▶ [YOUR INSTRUCTIONS]:
Retrieve each line that contains the word "image" from the entries below.

^^^^^^^^

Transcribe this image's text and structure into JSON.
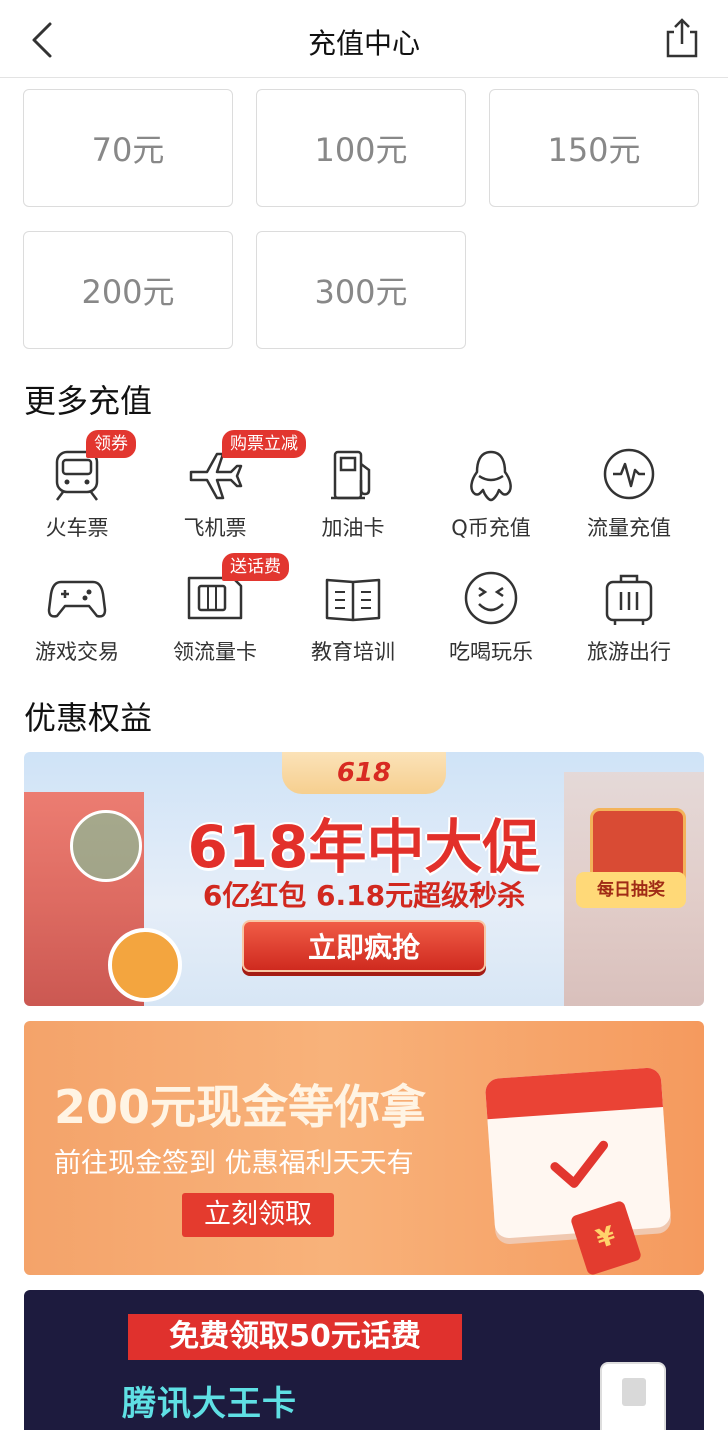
{
  "header": {
    "title": "充值中心",
    "back_icon": "chevron-left-icon",
    "share_icon": "share-icon"
  },
  "amounts": [
    "70元",
    "100元",
    "150元",
    "200元",
    "300元"
  ],
  "more_recharge": {
    "title": "更多充值",
    "items": [
      {
        "label": "火车票",
        "icon": "train-icon",
        "tag": "领券"
      },
      {
        "label": "飞机票",
        "icon": "airplane-icon",
        "tag": "购票立减"
      },
      {
        "label": "加油卡",
        "icon": "fuel-pump-icon",
        "tag": ""
      },
      {
        "label": "Q币充值",
        "icon": "penguin-icon",
        "tag": ""
      },
      {
        "label": "流量充值",
        "icon": "data-pulse-icon",
        "tag": ""
      },
      {
        "label": "游戏交易",
        "icon": "gamepad-icon",
        "tag": ""
      },
      {
        "label": "领流量卡",
        "icon": "sim-card-icon",
        "tag": "送话费"
      },
      {
        "label": "教育培训",
        "icon": "book-icon",
        "tag": ""
      },
      {
        "label": "吃喝玩乐",
        "icon": "smile-face-icon",
        "tag": ""
      },
      {
        "label": "旅游出行",
        "icon": "suitcase-icon",
        "tag": ""
      }
    ]
  },
  "benefits": {
    "title": "优惠权益",
    "banner1": {
      "badge": "618",
      "headline": "618年中大促",
      "sub": "6亿红包  6.18元超级秒杀",
      "cta": "立即疯抢",
      "side_label": "每日抽奖"
    },
    "banner2": {
      "headline": "200元现金等你拿",
      "sub": "前往现金签到 优惠福利天天有",
      "cta": "立刻领取"
    },
    "banner3": {
      "headline": "免费领取50元话费",
      "brand": "腾讯大王卡"
    }
  },
  "colors": {
    "accent_red": "#e2362f",
    "text_dark": "#111111",
    "tile_text": "#888888"
  }
}
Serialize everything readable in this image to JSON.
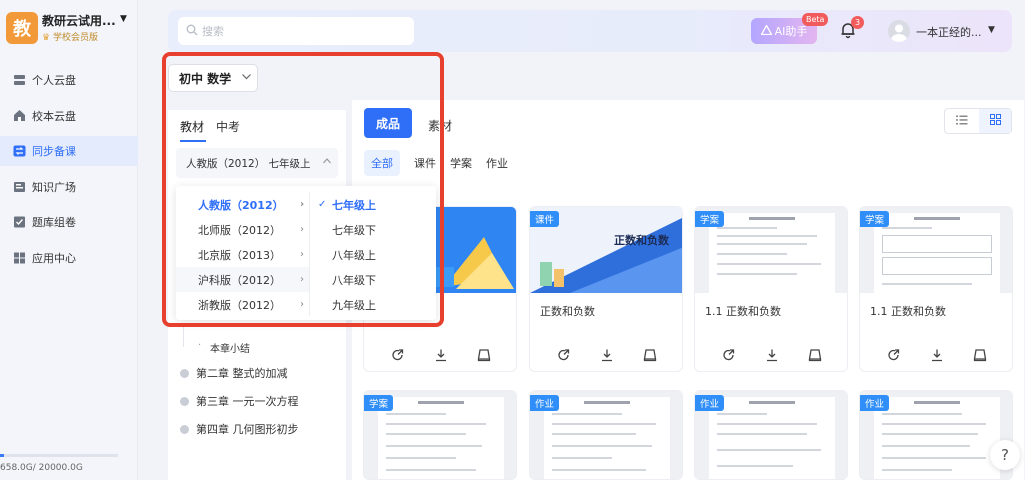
{
  "org": {
    "logo_text": "教",
    "name": "教研云试用...",
    "member": "学校会员版"
  },
  "sidebar": {
    "items": [
      {
        "label": "个人云盘",
        "icon": "cloud-drive-icon"
      },
      {
        "label": "校本云盘",
        "icon": "school-icon"
      },
      {
        "label": "同步备课",
        "icon": "sync-icon",
        "active": true
      },
      {
        "label": "知识广场",
        "icon": "book-icon"
      },
      {
        "label": "题库组卷",
        "icon": "checklist-icon"
      },
      {
        "label": "应用中心",
        "icon": "apps-icon"
      }
    ],
    "storage_text": "658.0G/ 20000.0G",
    "storage_fraction": 0.033
  },
  "header": {
    "search_placeholder": "搜索",
    "ai_label": "AI助手",
    "beta_label": "Beta",
    "notification_count": "3",
    "user_name": "一本正经的..."
  },
  "grade_select": {
    "value": "初中 数学"
  },
  "left_panel": {
    "tabs": [
      "教材",
      "中考"
    ],
    "edition": "人教版（2012） 七年级上",
    "chapter_sub": "本章小结",
    "chapters": [
      "第二章 整式的加减",
      "第三章 一元一次方程",
      "第四章 几何图形初步"
    ]
  },
  "dropdown": {
    "editions": [
      "人教版（2012）",
      "北师版（2012）",
      "北京版（2013）",
      "沪科版（2012）",
      "浙教版（2012）"
    ],
    "grades": [
      "七年级上",
      "七年级下",
      "八年级上",
      "八年级下",
      "九年级上"
    ]
  },
  "right_panel": {
    "tabs": [
      "成品",
      "素材"
    ],
    "filters": [
      "全部",
      "课件",
      "学案",
      "作业"
    ],
    "cards_row1": [
      {
        "tag": "",
        "title": ""
      },
      {
        "tag": "课件",
        "title": "正数和负数",
        "thumb_text": "正数和负数"
      },
      {
        "tag": "学案",
        "title": "1.1 正数和负数"
      },
      {
        "tag": "学案",
        "title": "1.1 正数和负数"
      }
    ],
    "cards_row2": [
      {
        "tag": "学案"
      },
      {
        "tag": "作业"
      },
      {
        "tag": "作业"
      },
      {
        "tag": "作业"
      }
    ]
  },
  "help": {
    "label": "?"
  },
  "colors": {
    "accent": "#2f6ef7",
    "highlight_border": "#e8402f",
    "logo": "#f29a3a"
  }
}
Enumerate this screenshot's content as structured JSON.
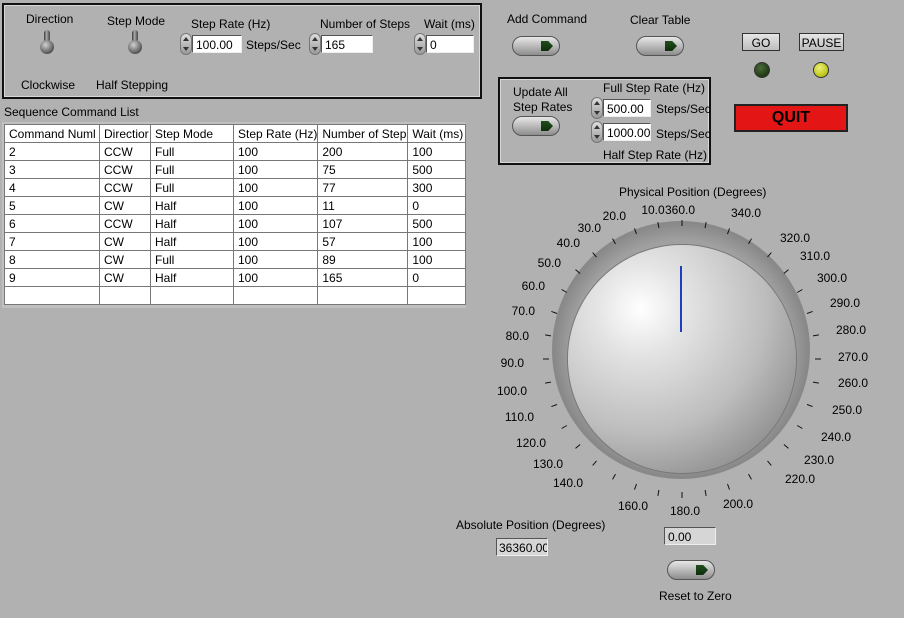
{
  "config_panel": {
    "direction_label": "Direction",
    "direction_value": "Clockwise",
    "step_mode_label": "Step Mode",
    "step_mode_value": "Half Stepping",
    "step_rate_label": "Step Rate (Hz)",
    "step_rate_value": "100.00",
    "step_rate_unit": "Steps/Sec",
    "num_steps_label": "Number of Steps",
    "num_steps_value": "165",
    "wait_label": "Wait (ms)",
    "wait_value": "0"
  },
  "commands": {
    "add_label": "Add Command",
    "clear_label": "Clear Table"
  },
  "run": {
    "go_label": "GO",
    "pause_label": "PAUSE",
    "go_light_color": "#1f3a14",
    "pause_light_color": "#b8c414",
    "quit_label": "QUIT"
  },
  "rates_panel": {
    "update_label": "Update All Step Rates",
    "full_label": "Full Step Rate (Hz)",
    "full_value": "500.00",
    "full_unit": "Steps/Sec",
    "half_value": "1000.00",
    "half_unit": "Steps/Sec",
    "half_label": "Half Step Rate (Hz)"
  },
  "table": {
    "title": "Sequence Command List",
    "columns": [
      "Command Numl",
      "Directior",
      "Step Mode",
      "Step Rate (Hz)",
      "Number of Step",
      "Wait (ms)"
    ],
    "rows": [
      [
        "2",
        "CCW",
        "Full",
        "100",
        "200",
        "100"
      ],
      [
        "3",
        "CCW",
        "Full",
        "100",
        "75",
        "500"
      ],
      [
        "4",
        "CCW",
        "Full",
        "100",
        "77",
        "300"
      ],
      [
        "5",
        "CW",
        "Half",
        "100",
        "11",
        "0"
      ],
      [
        "6",
        "CCW",
        "Half",
        "100",
        "107",
        "500"
      ],
      [
        "7",
        "CW",
        "Half",
        "100",
        "57",
        "100"
      ],
      [
        "8",
        "CW",
        "Full",
        "100",
        "89",
        "100"
      ],
      [
        "9",
        "CW",
        "Half",
        "100",
        "165",
        "0"
      ],
      [
        "",
        "",
        "",
        "",
        "",
        ""
      ]
    ]
  },
  "position": {
    "knob_label": "Physical Position (Degrees)",
    "knob_value_deg": 0,
    "scale_labels": [
      "360.0",
      "340.0",
      "320.0",
      "310.0",
      "300.0",
      "290.0",
      "280.0",
      "270.0",
      "260.0",
      "250.0",
      "240.0",
      "230.0",
      "220.0",
      "200.0",
      "180.0",
      "160.0",
      "140.0",
      "130.0",
      "120.0",
      "110.0",
      "100.0",
      "90.0",
      "80.0",
      "70.0",
      "60.0",
      "50.0",
      "40.0",
      "30.0",
      "20.0",
      "10.0"
    ],
    "absolute_label": "Absolute Position (Degrees)",
    "absolute_value": "36360.00",
    "readout_value": "0.00",
    "reset_label": "Reset to Zero"
  }
}
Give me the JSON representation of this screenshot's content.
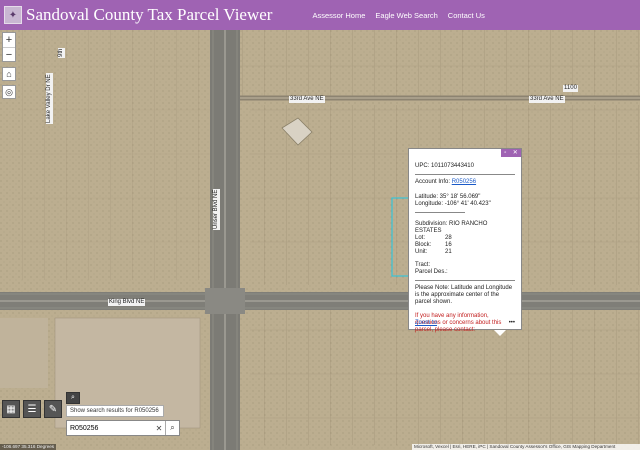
{
  "header": {
    "title": "Sandoval County Tax Parcel Viewer",
    "nav": [
      "Assessor Home",
      "Eagle Web Search",
      "Contact Us"
    ]
  },
  "controls": {
    "zoom_in": "+",
    "zoom_out": "−"
  },
  "roads": {
    "upper_left_vertical": "Lake Valley Dr NE",
    "upper_left_short": "9th",
    "unser": "Unser Blvd NE",
    "ave_33rd_left": "33rd Ave NE",
    "ave_33rd_right": "33rd Ave NE",
    "king": "King Blvd NE",
    "corner_tag": "1100"
  },
  "popup": {
    "upc": "UPC: 1011073443410",
    "account_label": "Account Info:",
    "account_link": "R050256",
    "latitude": "Latitude: 35° 18' 56.069\"",
    "longitude": "Longitude: -106° 41' 40.423\"",
    "subdivision": "Subdivision: RIO RANCHO ESTATES",
    "fields": [
      {
        "k": "Lot:",
        "v": "28"
      },
      {
        "k": "Block:",
        "v": "16"
      },
      {
        "k": "Unit:",
        "v": "21"
      }
    ],
    "tract": "Tract:",
    "parcel_des": "Parcel Des.:",
    "note": "Please Note: Latitude and Longitude is the approximate center of the parcel shown.",
    "contact": "If you have any information, questions or concerns about this parcel, please contact:",
    "zoom_to": "Zoom to",
    "more": "•••"
  },
  "search": {
    "tooltip": "Show search results for R050256",
    "value": "R050256"
  },
  "footer": {
    "coordinates": "-106.697 35.316 Degrees",
    "attribution": "Microsoft, Vexcel | Esri, HERE, iPC | Sandoval County Assessor's Office, GIS Mapping Department"
  }
}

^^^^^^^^

▶ [TASK RESULT]:
Transcribe this image's text and structure into JSON.
Serialize everything readable in this image to JSON.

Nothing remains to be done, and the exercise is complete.